» **Requirement**: For each line below that holds "Filters", return the line as it stands.

-*-

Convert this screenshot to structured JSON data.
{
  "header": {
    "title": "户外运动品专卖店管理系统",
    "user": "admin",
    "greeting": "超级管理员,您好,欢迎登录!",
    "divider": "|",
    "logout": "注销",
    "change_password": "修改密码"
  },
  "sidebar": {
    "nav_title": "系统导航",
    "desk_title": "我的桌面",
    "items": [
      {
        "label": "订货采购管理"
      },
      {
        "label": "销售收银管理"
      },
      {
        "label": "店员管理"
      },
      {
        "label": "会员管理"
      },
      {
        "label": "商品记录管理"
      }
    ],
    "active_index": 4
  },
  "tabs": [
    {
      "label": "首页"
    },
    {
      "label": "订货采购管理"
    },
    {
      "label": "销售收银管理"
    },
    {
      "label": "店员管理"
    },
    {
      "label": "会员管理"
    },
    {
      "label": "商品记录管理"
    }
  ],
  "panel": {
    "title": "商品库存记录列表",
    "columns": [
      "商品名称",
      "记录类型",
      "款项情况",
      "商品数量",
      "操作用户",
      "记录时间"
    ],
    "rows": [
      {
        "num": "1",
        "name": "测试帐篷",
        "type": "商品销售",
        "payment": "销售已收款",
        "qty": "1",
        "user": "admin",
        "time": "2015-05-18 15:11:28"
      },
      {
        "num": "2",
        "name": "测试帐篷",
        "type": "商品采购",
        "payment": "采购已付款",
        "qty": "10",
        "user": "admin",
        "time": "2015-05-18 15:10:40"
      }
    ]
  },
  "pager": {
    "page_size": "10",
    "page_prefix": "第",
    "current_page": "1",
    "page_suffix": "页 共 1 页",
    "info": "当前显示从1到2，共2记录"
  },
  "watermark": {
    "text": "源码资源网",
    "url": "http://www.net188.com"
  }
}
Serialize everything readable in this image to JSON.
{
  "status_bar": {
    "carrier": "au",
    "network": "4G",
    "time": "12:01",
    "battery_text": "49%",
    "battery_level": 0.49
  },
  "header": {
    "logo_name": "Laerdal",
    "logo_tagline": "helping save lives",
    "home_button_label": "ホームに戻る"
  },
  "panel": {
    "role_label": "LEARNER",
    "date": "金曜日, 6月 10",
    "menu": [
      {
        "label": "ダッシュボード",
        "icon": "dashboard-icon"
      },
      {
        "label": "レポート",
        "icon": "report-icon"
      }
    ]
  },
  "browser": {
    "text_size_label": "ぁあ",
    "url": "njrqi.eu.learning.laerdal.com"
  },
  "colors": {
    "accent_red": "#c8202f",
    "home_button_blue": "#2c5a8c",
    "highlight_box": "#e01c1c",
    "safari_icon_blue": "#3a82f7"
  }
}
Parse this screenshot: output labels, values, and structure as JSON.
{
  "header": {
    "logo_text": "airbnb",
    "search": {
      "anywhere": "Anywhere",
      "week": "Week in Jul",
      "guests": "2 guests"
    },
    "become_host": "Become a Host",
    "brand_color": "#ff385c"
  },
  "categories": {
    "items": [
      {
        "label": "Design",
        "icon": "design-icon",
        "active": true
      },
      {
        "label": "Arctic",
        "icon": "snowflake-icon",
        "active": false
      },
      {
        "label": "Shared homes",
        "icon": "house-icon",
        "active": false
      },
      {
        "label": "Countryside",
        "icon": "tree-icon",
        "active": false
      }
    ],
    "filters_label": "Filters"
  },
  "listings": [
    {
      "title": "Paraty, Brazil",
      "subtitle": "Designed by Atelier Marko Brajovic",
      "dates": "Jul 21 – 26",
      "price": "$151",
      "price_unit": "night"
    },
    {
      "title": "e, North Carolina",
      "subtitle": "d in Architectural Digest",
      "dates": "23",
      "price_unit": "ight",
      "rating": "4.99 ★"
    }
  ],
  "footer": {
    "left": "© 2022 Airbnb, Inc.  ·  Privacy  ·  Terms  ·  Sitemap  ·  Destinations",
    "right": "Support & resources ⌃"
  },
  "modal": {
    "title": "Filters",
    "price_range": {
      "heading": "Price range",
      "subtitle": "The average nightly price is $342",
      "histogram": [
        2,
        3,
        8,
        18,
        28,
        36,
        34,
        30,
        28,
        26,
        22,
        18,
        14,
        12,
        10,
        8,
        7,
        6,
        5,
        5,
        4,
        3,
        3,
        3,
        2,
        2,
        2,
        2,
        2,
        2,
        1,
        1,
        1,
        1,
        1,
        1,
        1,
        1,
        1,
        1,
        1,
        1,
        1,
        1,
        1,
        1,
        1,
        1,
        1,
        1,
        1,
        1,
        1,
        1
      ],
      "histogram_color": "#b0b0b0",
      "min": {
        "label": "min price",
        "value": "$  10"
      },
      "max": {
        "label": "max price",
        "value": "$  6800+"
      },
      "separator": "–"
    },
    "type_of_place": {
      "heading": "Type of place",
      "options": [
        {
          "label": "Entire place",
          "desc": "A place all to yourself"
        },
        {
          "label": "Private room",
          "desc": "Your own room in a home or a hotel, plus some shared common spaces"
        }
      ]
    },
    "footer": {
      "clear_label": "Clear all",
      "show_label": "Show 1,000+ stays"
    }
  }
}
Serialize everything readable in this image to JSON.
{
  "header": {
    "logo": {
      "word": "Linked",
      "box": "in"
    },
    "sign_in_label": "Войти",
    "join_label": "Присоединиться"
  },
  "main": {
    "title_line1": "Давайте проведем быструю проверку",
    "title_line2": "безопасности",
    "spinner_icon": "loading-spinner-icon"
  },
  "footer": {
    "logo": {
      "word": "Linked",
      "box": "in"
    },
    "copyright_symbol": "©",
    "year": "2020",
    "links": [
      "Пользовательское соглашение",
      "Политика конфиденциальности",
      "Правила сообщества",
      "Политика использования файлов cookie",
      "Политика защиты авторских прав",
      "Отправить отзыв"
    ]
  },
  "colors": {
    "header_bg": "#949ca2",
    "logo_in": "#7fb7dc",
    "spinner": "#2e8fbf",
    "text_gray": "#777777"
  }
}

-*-

» **Result**:
    "filters_label": "Filters"
    "title": "Filters",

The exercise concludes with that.